Hello!

I think line 1 and 2 is meant for defining and storing the action names in variables: INCREMENT and DECREMENT. But I think you’re not utilising that. You should make use of these variables by referring to them rather than explicitly writing the strings 'INCREMENT' and 'DECREMENT'. The benefit of re-using these variables is that it’s easier to refactor the code later on, because you only have to change the value of the INCREMENT variable on one place (where the variable is declared).

Here’s an example with the difference:

const INCREMENT = 'INCREMENT';
const DECREMENT = 'DECREMENT';

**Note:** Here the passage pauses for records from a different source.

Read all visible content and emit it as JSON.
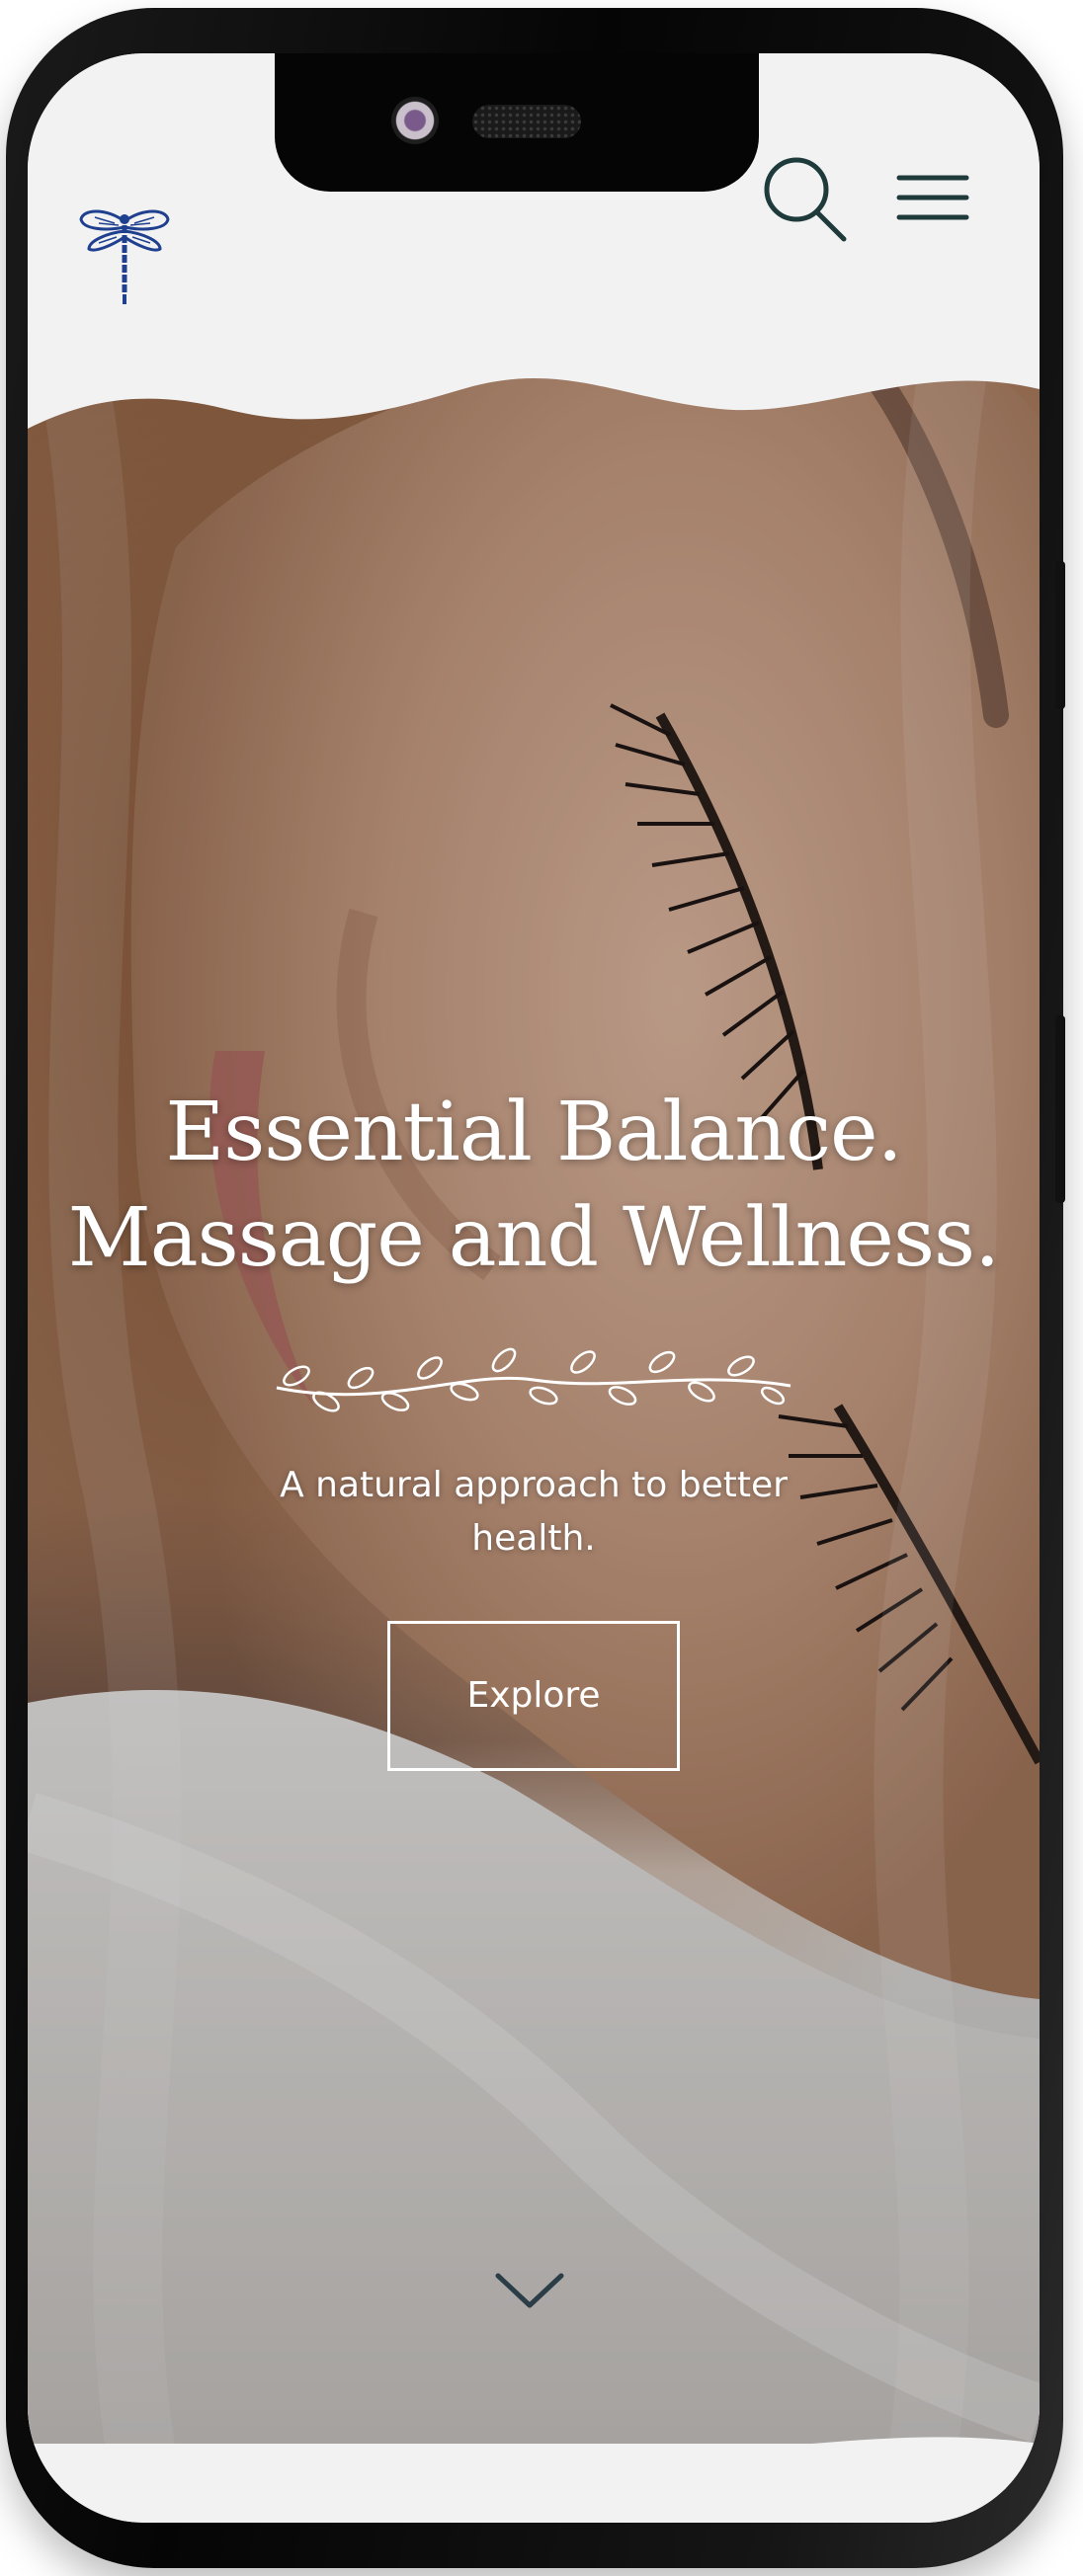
{
  "header": {
    "logo_icon": "dragonfly-icon",
    "search_icon": "search-icon",
    "menu_icon": "hamburger-menu-icon"
  },
  "hero": {
    "headline_line1": "Essential Balance.",
    "headline_line2": "Massage and Wellness.",
    "tagline": "A natural approach to better health.",
    "cta_label": "Explore",
    "scroll_icon": "chevron-down-icon"
  },
  "colors": {
    "logo": "#1f3f8f",
    "icons": "#1f3a3a",
    "hero_text": "#ffffff",
    "header_bg": "#f2f2f2"
  }
}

const counterReducer = (state = 0, action) => {
    switch (action.type) {
        case INCREMENT: // Re-use INCREMENT variable and not the 'INCREMENT' string
            state++; 
            break; 
        case DECREMENT:  // Re-use DECREMENT variable and not the 'DECREMENT' string
            state--;
            break; 
    }
    return state; 
}

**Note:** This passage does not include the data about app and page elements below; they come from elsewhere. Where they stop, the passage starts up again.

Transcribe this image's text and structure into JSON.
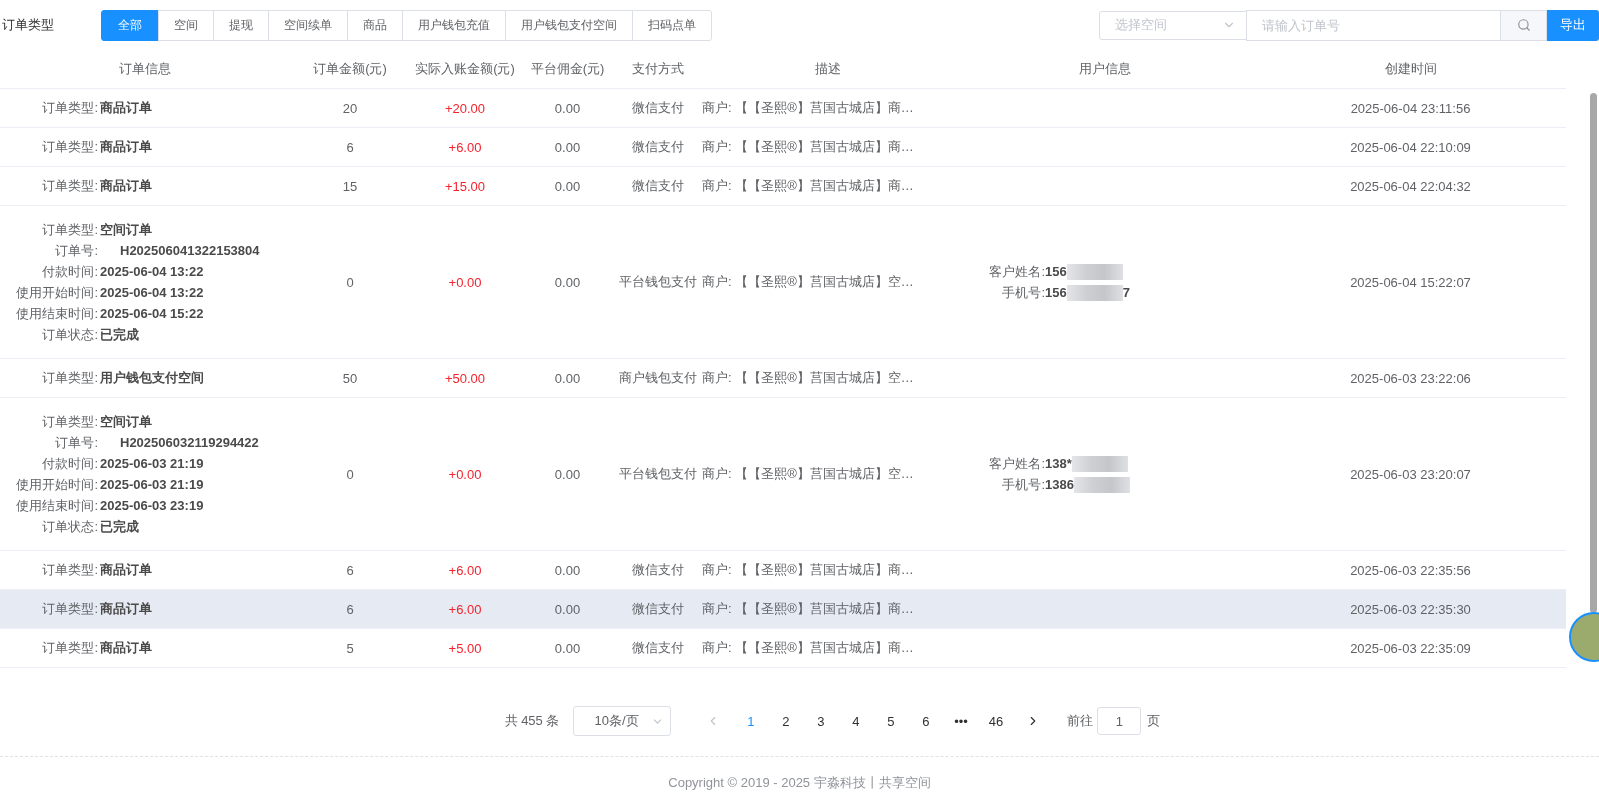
{
  "filter": {
    "label": "订单类型",
    "tabs": [
      {
        "label": "全部",
        "selected": true
      },
      {
        "label": "空间",
        "selected": false
      },
      {
        "label": "提现",
        "selected": false
      },
      {
        "label": "空间续单",
        "selected": false
      },
      {
        "label": "商品",
        "selected": false
      },
      {
        "label": "用户钱包充值",
        "selected": false
      },
      {
        "label": "用户钱包支付空间",
        "selected": false
      },
      {
        "label": "扫码点单",
        "selected": false
      }
    ],
    "space_select": {
      "placeholder": "选择空间"
    },
    "order_search": {
      "placeholder": "请输入订单号"
    },
    "export_button": "导出"
  },
  "table": {
    "columns": [
      "订单信息",
      "订单金额(元)",
      "实际入账金额(元)",
      "平台佣金(元)",
      "支付方式",
      "描述",
      "用户信息",
      "创建时间"
    ],
    "rows": [
      {
        "hovered": false,
        "info": [
          {
            "label": "订单类型:",
            "value": "商品订单"
          }
        ],
        "amount": "20",
        "actual": "+20.00",
        "commission": "0.00",
        "payment": "微信支付",
        "description": "商户: 【【圣熙®】莒国古城店】商…",
        "user": [],
        "created": "2025-06-04 23:11:56"
      },
      {
        "hovered": false,
        "info": [
          {
            "label": "订单类型:",
            "value": "商品订单"
          }
        ],
        "amount": "6",
        "actual": "+6.00",
        "commission": "0.00",
        "payment": "微信支付",
        "description": "商户: 【【圣熙®】莒国古城店】商…",
        "user": [],
        "created": "2025-06-04 22:10:09"
      },
      {
        "hovered": false,
        "info": [
          {
            "label": "订单类型:",
            "value": "商品订单"
          }
        ],
        "amount": "15",
        "actual": "+15.00",
        "commission": "0.00",
        "payment": "微信支付",
        "description": "商户: 【【圣熙®】莒国古城店】商…",
        "user": [],
        "created": "2025-06-04 22:04:32"
      },
      {
        "hovered": false,
        "info": [
          {
            "label": "订单类型:",
            "value": "空间订单"
          },
          {
            "label": "订单号:",
            "value": "H202506041322153804"
          },
          {
            "label": "付款时间:",
            "value": "2025-06-04 13:22"
          },
          {
            "label": "使用开始时间:",
            "value": "2025-06-04 13:22"
          },
          {
            "label": "使用结束时间:",
            "value": "2025-06-04 15:22"
          },
          {
            "label": "订单状态:",
            "value": "已完成"
          }
        ],
        "amount": "0",
        "actual": "+0.00",
        "commission": "0.00",
        "payment": "平台钱包支付",
        "description": "商户: 【【圣熙®】莒国古城店】空…",
        "user": [
          {
            "label": "客户姓名:",
            "value_start": "156"
          },
          {
            "label": "手机号:",
            "value_start": "156",
            "value_end": "7"
          }
        ],
        "created": "2025-06-04 15:22:07"
      },
      {
        "hovered": false,
        "info": [
          {
            "label": "订单类型:",
            "value": "用户钱包支付空间"
          }
        ],
        "amount": "50",
        "actual": "+50.00",
        "commission": "0.00",
        "payment": "商户钱包支付",
        "description": "商户: 【【圣熙®】莒国古城店】空…",
        "user": [],
        "created": "2025-06-03 23:22:06"
      },
      {
        "hovered": false,
        "info": [
          {
            "label": "订单类型:",
            "value": "空间订单"
          },
          {
            "label": "订单号:",
            "value": "H202506032119294422"
          },
          {
            "label": "付款时间:",
            "value": "2025-06-03 21:19"
          },
          {
            "label": "使用开始时间:",
            "value": "2025-06-03 21:19"
          },
          {
            "label": "使用结束时间:",
            "value": "2025-06-03 23:19"
          },
          {
            "label": "订单状态:",
            "value": "已完成"
          }
        ],
        "amount": "0",
        "actual": "+0.00",
        "commission": "0.00",
        "payment": "平台钱包支付",
        "description": "商户: 【【圣熙®】莒国古城店】空…",
        "user": [
          {
            "label": "客户姓名:",
            "value_start": "138*"
          },
          {
            "label": "手机号:",
            "value_start": "1386"
          }
        ],
        "created": "2025-06-03 23:20:07"
      },
      {
        "hovered": false,
        "info": [
          {
            "label": "订单类型:",
            "value": "商品订单"
          }
        ],
        "amount": "6",
        "actual": "+6.00",
        "commission": "0.00",
        "payment": "微信支付",
        "description": "商户: 【【圣熙®】莒国古城店】商…",
        "user": [],
        "created": "2025-06-03 22:35:56"
      },
      {
        "hovered": true,
        "info": [
          {
            "label": "订单类型:",
            "value": "商品订单"
          }
        ],
        "amount": "6",
        "actual": "+6.00",
        "commission": "0.00",
        "payment": "微信支付",
        "description": "商户: 【【圣熙®】莒国古城店】商…",
        "user": [],
        "created": "2025-06-03 22:35:30"
      },
      {
        "hovered": false,
        "info": [
          {
            "label": "订单类型:",
            "value": "商品订单"
          }
        ],
        "amount": "5",
        "actual": "+5.00",
        "commission": "0.00",
        "payment": "微信支付",
        "description": "商户: 【【圣熙®】莒国古城店】商…",
        "user": [],
        "created": "2025-06-03 22:35:09"
      }
    ]
  },
  "pagination": {
    "total": "共 455 条",
    "page_size": "10条/页",
    "pages": [
      {
        "label": "1",
        "selected": true
      },
      {
        "label": "2",
        "selected": false
      },
      {
        "label": "3",
        "selected": false
      },
      {
        "label": "4",
        "selected": false
      },
      {
        "label": "5",
        "selected": false
      },
      {
        "label": "6",
        "selected": false
      },
      {
        "label": "•••",
        "selected": false
      },
      {
        "label": "46",
        "selected": false
      }
    ],
    "goto_label": "前往",
    "goto_value": "1",
    "page_unit": "页"
  },
  "footer": "Copyright © 2019 - 2025 宇淼科技丨共享空间"
}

const incAction = () => {
    return {
        type: INCREMENT // Re-use INCREMENT variable and not the 'INCREMENT' string
    }
}; 

const decAction = () => {
    return {
        type: DECREMENT // Re-use DECREMENT variable and not the 'DECREMENT' string
    }
}; 

const store = Redux.createStore(counterReducer); 

I hope my explanation makes sense :slightly_smiling_face:?

1 Like

Actually the main benefit of using constants for action names instead of string literals is that typos become easier to catch. If you accidentally spell a string literal ‘DECERMENT’, it will silently fall through and not change any state, whereas if you typo the constant, it will fail with an error.

2 Likes